Differences across rural areas

  • States where rural loans account for a greater percentage of total state originations have younger borrowers with better credit scores rural borrowers, and have more manufactured housing rural loans.
  • States with both a high rural share and a large volume of total U.S. rural mortgage loans have lower incomes, loan amounts, and back-end debt-to-income (DTI) ratios (the ratio of total monthly debt to income).
  • Although rural loans are on average more likely to be for manufactured housing, there is a clear geographic concentration of such loans in the South and Southwest.
  • The share of rural loans for owner-occupied homes is highest in Midwestern states.

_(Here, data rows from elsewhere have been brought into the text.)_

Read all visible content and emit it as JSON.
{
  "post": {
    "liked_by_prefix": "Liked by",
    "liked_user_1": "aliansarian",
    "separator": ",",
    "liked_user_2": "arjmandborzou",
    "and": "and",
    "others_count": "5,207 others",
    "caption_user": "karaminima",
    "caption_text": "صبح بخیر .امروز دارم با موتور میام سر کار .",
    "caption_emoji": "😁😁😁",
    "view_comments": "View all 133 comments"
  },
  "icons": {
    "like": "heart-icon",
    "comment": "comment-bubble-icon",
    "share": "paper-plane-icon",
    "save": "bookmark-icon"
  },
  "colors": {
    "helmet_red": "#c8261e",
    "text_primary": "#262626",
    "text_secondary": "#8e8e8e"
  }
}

Trends in rural lending differences since 2004

  • A number of changes in the relative differences in mortgage lending across the urban/rural divide occurred post-2008, namely:
    • Rural first-time buyer share fell as second home buyer share increased relative to urban.
    • Rural borrower incomes fell and back-end DTI increased relative to urban.
    • Gross property living area differences diminished.
  • At the same time, differences in mortgage lending across rural areas diminished post-2008.
  • While the aforementioned changes were largely influenced by the housing market collapse, changes in relative borrower age between urban and rural (rural aging relative to urban) and across rural areas (age differences widening across rural areas) have been ongoing throughout the last decade.

Read the Fannie Mae Working Paper “Rural Mortgage Lending Over the Last Decade” for the full analysis and findings.

Nuno Mota
Economic & Strategic Research Group

October 27, 2016

Opinions, analyses, estimates, forecasts and other views of Fannie Mae's Economic & Strategic Research (ESR) Group included in these materials should not be construed as indicating Fannie Mae's business prospects or expected results, are based on a number of assumptions, and are subject to change without notice. How this information affects Fannie Mae will depend on many factors. Although the ESR Group bases its opinions, analyses, estimates, forecasts and other views on information it considers reliable, it does not guarantee that the information provided in these materials is accurate, current or suitable for any particular purpose. Changes in the assumptions or the information underlying these views could produce materially different results. The analyses, opinions, estimates, forecasts and other views published by the ESR Group represent the views of that group as of the date indicated and do not necessarily represent the views of Fannie Mae or its management.

1 For more details see: and Enterprise Duty to Serve Underserved Markets; Notice of proposed rulemaking; request for comments, 80 Fed. Reg. 79, 182 (Dec. 18, 2015)